Tijeras targets emission limits

Published 16 April 2015

Tagged Under: CO2 emission limits NESHAP 

As US cement plants gear up to comply with the new NESHAP regulations that come into force later this year, GCC Rio Grande upgrades its Tijeras plant in New Mexico, USA. By Saul Alvidrez, GCC, USA.

The new baghouse of GCC Rio Grande’s

Tijeras plant in New Mexico, USA

Built in 1958, GCC Rio Grande’s Tijeras plant consists of two long dry kilns (f4.6m x 85m) with a two-stage preheater, two 36tph (40stph) ball mills and three 23tph (26stph) ball mills for finish grinding. The works has a production capacity of 0.454Mta (0.5Msta) and produces Type I/II, Type III, Class B, C and G as well as masonry cements.

To comply with the new NESHAP rules, particularly in terms of particle matter (PM) emission limits, GCC’s management decided to replace an old reverse-air baghouse in both kilns with a new pressure jet pulse modular baghouse, connecting both system outlets to a single main stack to optimise the gas handling systems.



Figure 2: the new ECS screen for the main baghouse modification

For each of the kiln systems, modification includes a new gas duct from the cooler vent to the preheater downcomer, a new modular baghouse for the kiln and a main stack where the flue gases of the two kilns will merge. Previously, the plant had used two fresh-air dampers to control the temperature at the main baghouse inlet. The proposed system replaces one fresh-air damper with the gas coming from cooler vent, letting the second fresh-air damper act as an emergency resource to cool the gases.

GCC proposed a new arrangement and, together with FLSmidth Inc, carried out a detailed study on the feasibility of the current modification in terms of gas handling capacity of the fans and dust handling systems. Based on the audit results, a 17 per cent increase in the capacity of the ID fan was expected with the existing ID fan able to handle the increase in gas volume.

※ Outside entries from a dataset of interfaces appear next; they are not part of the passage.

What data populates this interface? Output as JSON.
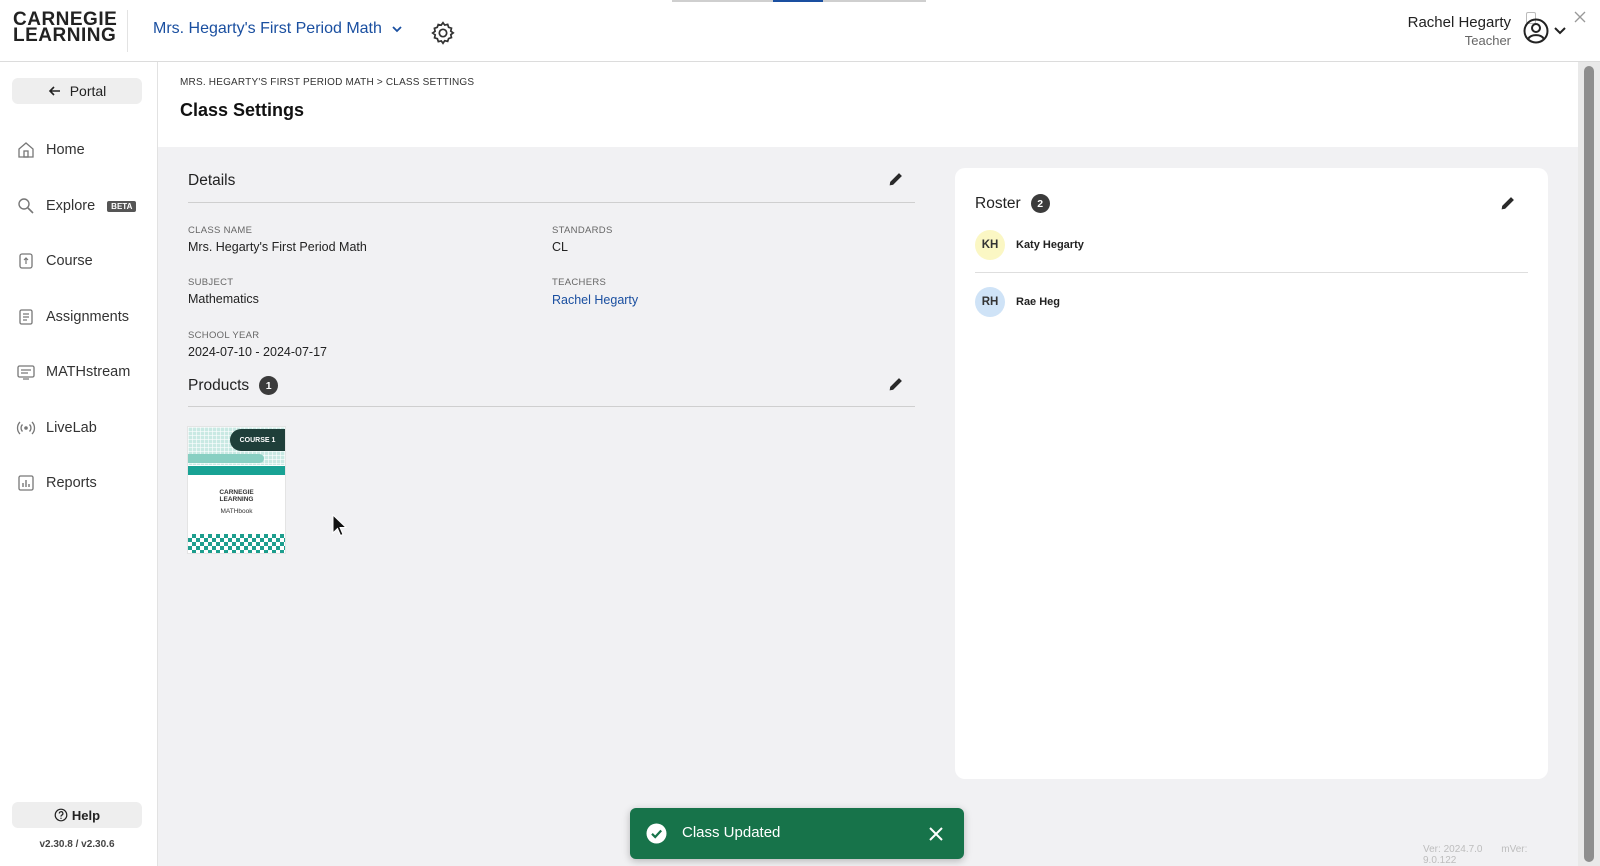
{
  "header": {
    "logo_line1": "CARNEGIE",
    "logo_line2": "LEARNING",
    "class_name": "Mrs. Hegarty's First Period Math",
    "user_name": "Rachel Hegarty",
    "user_role": "Teacher"
  },
  "sidebar": {
    "portal_label": "Portal",
    "items": [
      {
        "label": "Home",
        "icon": "home-icon"
      },
      {
        "label": "Explore",
        "icon": "search-icon",
        "badge": "BETA"
      },
      {
        "label": "Course",
        "icon": "course-icon"
      },
      {
        "label": "Assignments",
        "icon": "assignments-icon"
      },
      {
        "label": "MATHstream",
        "icon": "mathstream-icon"
      },
      {
        "label": "LiveLab",
        "icon": "livelab-icon"
      },
      {
        "label": "Reports",
        "icon": "reports-icon"
      }
    ],
    "help_label": "Help",
    "version": "v2.30.8 / v2.30.6"
  },
  "page": {
    "breadcrumb": "MRS. HEGARTY'S FIRST PERIOD MATH > CLASS SETTINGS",
    "title": "Class Settings"
  },
  "details": {
    "title": "Details",
    "class_name_label": "CLASS NAME",
    "class_name_value": "Mrs. Hegarty's First Period Math",
    "standards_label": "STANDARDS",
    "standards_value": "CL",
    "subject_label": "SUBJECT",
    "subject_value": "Mathematics",
    "teachers_label": "TEACHERS",
    "teachers_value": "Rachel Hegarty",
    "school_year_label": "SCHOOL YEAR",
    "school_year_value": "2024-07-10 - 2024-07-17"
  },
  "products": {
    "title": "Products",
    "count": "1",
    "cover": {
      "course_label": "COURSE 1",
      "brand_line1": "CARNEGIE",
      "brand_line2": "LEARNING",
      "book_title": "MATHbook"
    }
  },
  "roster": {
    "title": "Roster",
    "count": "2",
    "students": [
      {
        "initials": "KH",
        "name": "Katy Hegarty",
        "color": "#fbf7c4"
      },
      {
        "initials": "RH",
        "name": "Rae Heg",
        "color": "#cfe3f7"
      }
    ]
  },
  "footer": {
    "ver": "Ver: 2024.7.0",
    "mver": "mVer: 9.0.122"
  },
  "toast": {
    "message": "Class Updated",
    "color": "#17734a"
  }
}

The heat-up and feed-on procedures were based on GCC standards. Kiln No 1 went into operation on 23 February 2015.

After the introduction of the feed, the following parameters were set:
• ID fan speed of about 350-400rpm
• the louvre damper in the new duct was opened 45-50 per cent (based on the trials carried out before ignition).

Based on the draught in the preheater, the ID fan speed was increased further.

New jetpulse baghouse modules with exhaust shut-off valves

The pressure in the new duct is maintained at around -1 to -2in WC to ensure that sufficient draught is maintained for the exhaust gases from the cooler. After opening the louvre damper in the new duct, the temperature at the baghouse inlet was expected to be controlled by adjusting the fresh-air damper. During operation, the fresh-air damper was kept closed as the gases from cooler vent were sufficient to maintain baghouse inlet temperature within the limits established.

The fresh-air damper may be required in summer for maintaining the baghouse inlet temperature within the limits as well as running the heat exchanger at full capacity.

The pressure in the new duct was maintained by adjusting the louvre damper.  A new control loop was incorporated for this purpose. The control loop was changed to manual during start-up of cooler vent bag filter fans. The cooler vent gas temperature after the heat exchanger was adjusted for start-up to a temperature of 71-82˚C (160-180˚F) to maintain a consistent temperature in the new duct.

During operation an ID fan inlet pressure of -10 to -11in WC and a temperature of 221-232˚C (430-450˚F) were maintained at the baghouse inlet. The baghouse inlet pressure is around 3-4in WG and bag house differential pressure (dp) is 4-4.5in WG.

Following the first few days of operation, plant personnel continued to optimise the system. Additional adjustments included:
• configuration of a loop control for the fresh-air damper with inlet baghouse temperature
• optimisation of the start-stop heat exchanger temperature set point, which is 54-66˚C (130-150˚F)
• optimisation of the cooler performance to recover more heat and lower cooler exhaust gases temperature. 
Preliminary results are shown in Table 1.

Table 1: preliminary results of ID fan performance




ID fan speed (rpm)



ID fan (A)



ID fan inlet pressure (in WG)




The new positive pressure jet pulse modular baghouse and the related modifications to the kiln systems improved emissions at the Tijeras plant, bringing them in line with NESHAP requirements. During commissioning, kiln operation was monitored and new operational parameters for the fan as well as the pressure and temperature profile of the preheater tower were identified.

Going forward, a heat balance and a power analysis for Kiln No 1 are planned to gauge the operational effects in the kiln as well as the economic impacts of the modifications. In addition, Kiln No 2 will enter service at the end of April following its upgrade.

Article first published in International Cement Review, April 2015.